_Work order:_
Every line of the material below should be output exactly as written, with the images skipped.

_Source material:_
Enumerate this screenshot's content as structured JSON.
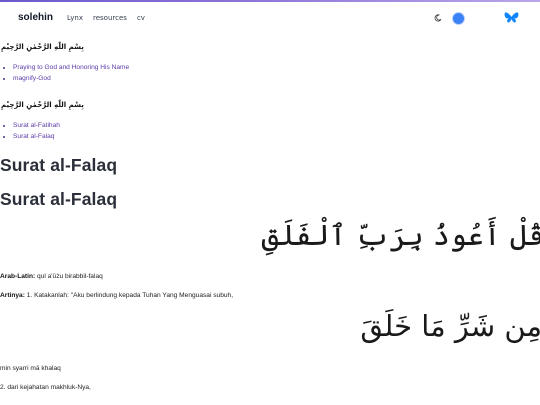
{
  "nav": {
    "brand": "solehin",
    "links": [
      "Lynx",
      "resources",
      "cv"
    ],
    "icons": [
      "moon-icon",
      "theme-toggle",
      "butterfly-icon"
    ],
    "colors": {
      "toggle": "#3b82f6",
      "butterfly": "#1185fe",
      "accent_bar": "#7b68d8"
    }
  },
  "bismillah": "بِسْمِ اللّٰهِ الرَّحْمٰنِ الرَّحِيْمِ",
  "group1": {
    "items": [
      "Praying to God and Honoring His Name",
      "magnify-God"
    ]
  },
  "group2": {
    "items": [
      "Surat al-Fatihah",
      "Surat al-Falaq"
    ]
  },
  "headings": [
    "Surat al-Falaq",
    "Surat al-Falaq"
  ],
  "verses": [
    {
      "arabic": "قُلْ أَعُوذُ بِرَبِّ ٱلْفَلَقِ",
      "latin_label": "Arab-Latin:",
      "latin": " qul a'ūżu birabbil-falaq",
      "translation_label": "Artinya:",
      "translation": " 1. Katakanlah: \"Aku berlindung kepada Tuhan Yang Menguasai subuh,"
    },
    {
      "arabic": "مِن شَرِّ مَا خَلَقَ",
      "latin": "min syarri mā khalaq",
      "translation": "2. dari kejahatan makhluk-Nya,"
    }
  ]
}
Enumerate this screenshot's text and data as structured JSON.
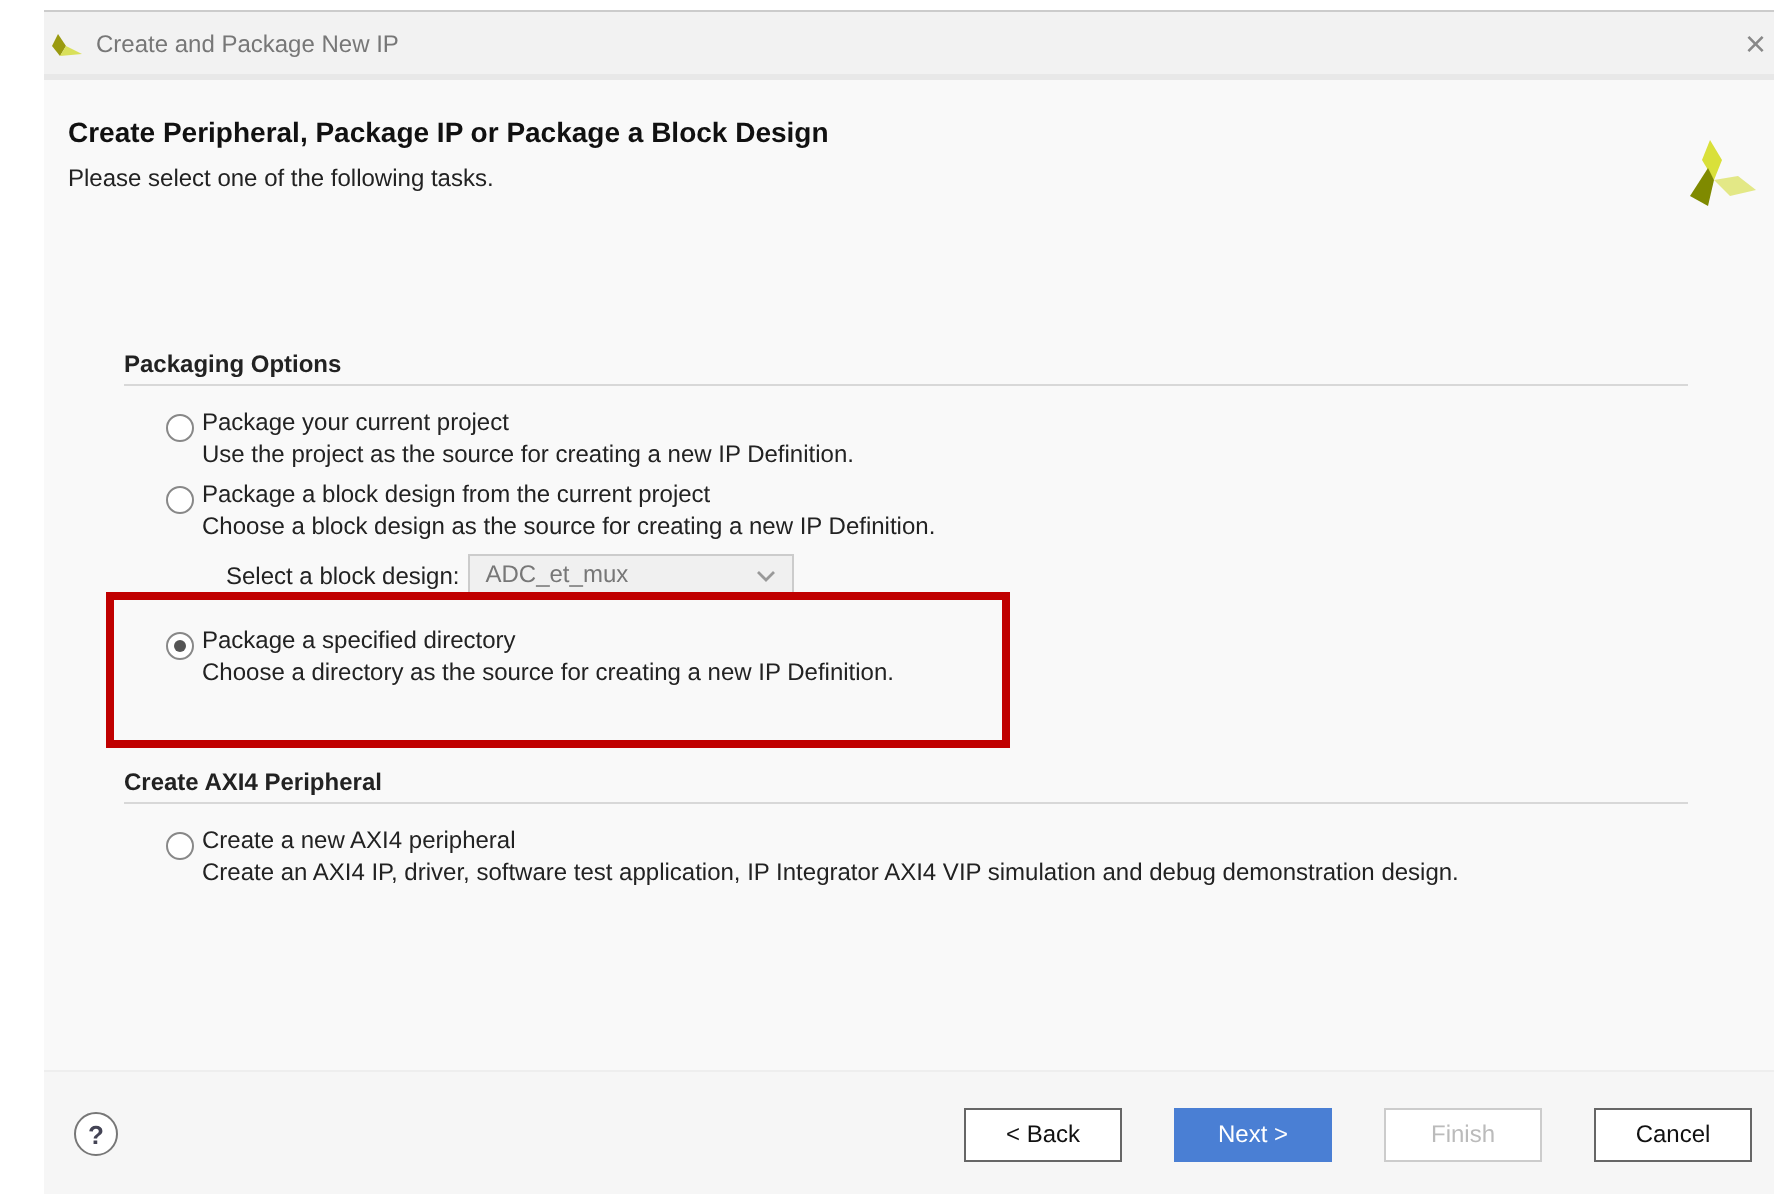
{
  "window": {
    "title": "Create and Package New IP",
    "close": "×"
  },
  "help": "?",
  "header": {
    "title": "Create Peripheral, Package IP or Package a Block Design",
    "subtitle": "Please select one of the following tasks."
  },
  "sections": [
    {
      "title": "Packaging Options",
      "options": [
        {
          "label": "Package your current project",
          "description": "Use the project as the source for creating a new IP Definition.",
          "selected": false,
          "highlighted": false
        },
        {
          "label": "Package a block design from the current project",
          "description": "Choose a block design as the source for creating a new IP Definition.",
          "selected": false,
          "highlighted": false,
          "dropdown": {
            "label": "Select a block design:",
            "value": "ADC_et_mux",
            "disabled": true
          }
        },
        {
          "label": "Package a specified directory",
          "description": "Choose a directory as the source for creating a new IP Definition.",
          "selected": true,
          "highlighted": true
        }
      ]
    },
    {
      "title": "Create AXI4 Peripheral",
      "options": [
        {
          "label": "Create a new AXI4 peripheral",
          "description": "Create an AXI4 IP, driver, software test application, IP Integrator AXI4 VIP simulation and debug demonstration design.",
          "selected": false,
          "highlighted": false
        }
      ]
    }
  ],
  "buttons": [
    {
      "label": "< Back",
      "kind": "normal",
      "disabled": false
    },
    {
      "label": "Next >",
      "kind": "primary",
      "disabled": false
    },
    {
      "label": "Finish",
      "kind": "normal",
      "disabled": true
    },
    {
      "label": "Cancel",
      "kind": "normal",
      "disabled": false
    }
  ]
}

_Task response:_
Enumerate this screenshot's content as structured JSON.
{
  "nav": {
    "brand": "solehin",
    "links": [
      "Lynx",
      "resources",
      "cv"
    ],
    "icons": [
      "moon-icon",
      "theme-toggle",
      "butterfly-icon"
    ],
    "colors": {
      "toggle": "#3b82f6",
      "butterfly": "#1185fe",
      "accent_bar": "#7b68d8"
    }
  },
  "bismillah": "بِسْمِ اللّٰهِ الرَّحْمٰنِ الرَّحِيْمِ",
  "group1": {
    "items": [
      "Praying to God and Honoring His Name",
      "magnify-God"
    ]
  },
  "group2": {
    "items": [
      "Surat al-Fatihah",
      "Surat al-Falaq"
    ]
  },
  "headings": [
    "Surat al-Falaq",
    "Surat al-Falaq"
  ],
  "verses": [
    {
      "arabic": "قُلْ أَعُوذُ بِرَبِّ ٱلْفَلَقِ",
      "latin_label": "Arab-Latin:",
      "latin": " qul a'ūżu birabbil-falaq",
      "translation_label": "Artinya:",
      "translation": " 1. Katakanlah: \"Aku berlindung kepada Tuhan Yang Menguasai subuh,"
    },
    {
      "arabic": "مِن شَرِّ مَا خَلَقَ",
      "latin": "min syarri mā khalaq",
      "translation": "2. dari kejahatan makhluk-Nya,"
    }
  ]
}
Enumerate this screenshot's text and data as structured JSON.
{
  "window": {
    "title": "Create and Package New IP",
    "close": "×"
  },
  "help": "?",
  "header": {
    "title": "Create Peripheral, Package IP or Package a Block Design",
    "subtitle": "Please select one of the following tasks."
  },
  "sections": [
    {
      "title": "Packaging Options",
      "options": [
        {
          "label": "Package your current project",
          "description": "Use the project as the source for creating a new IP Definition.",
          "selected": false,
          "highlighted": false
        },
        {
          "label": "Package a block design from the current project",
          "description": "Choose a block design as the source for creating a new IP Definition.",
          "selected": false,
          "highlighted": false,
          "dropdown": {
            "label": "Select a block design:",
            "value": "ADC_et_mux",
            "disabled": true
          }
        },
        {
          "label": "Package a specified directory",
          "description": "Choose a directory as the source for creating a new IP Definition.",
          "selected": true,
          "highlighted": true
        }
      ]
    },
    {
      "title": "Create AXI4 Peripheral",
      "options": [
        {
          "label": "Create a new AXI4 peripheral",
          "description": "Create an AXI4 IP, driver, software test application, IP Integrator AXI4 VIP simulation and debug demonstration design.",
          "selected": false,
          "highlighted": false
        }
      ]
    }
  ],
  "buttons": [
    {
      "label": "< Back",
      "kind": "normal",
      "disabled": false
    },
    {
      "label": "Next >",
      "kind": "primary",
      "disabled": false
    },
    {
      "label": "Finish",
      "kind": "normal",
      "disabled": true
    },
    {
      "label": "Cancel",
      "kind": "normal",
      "disabled": false
    }
  ]
}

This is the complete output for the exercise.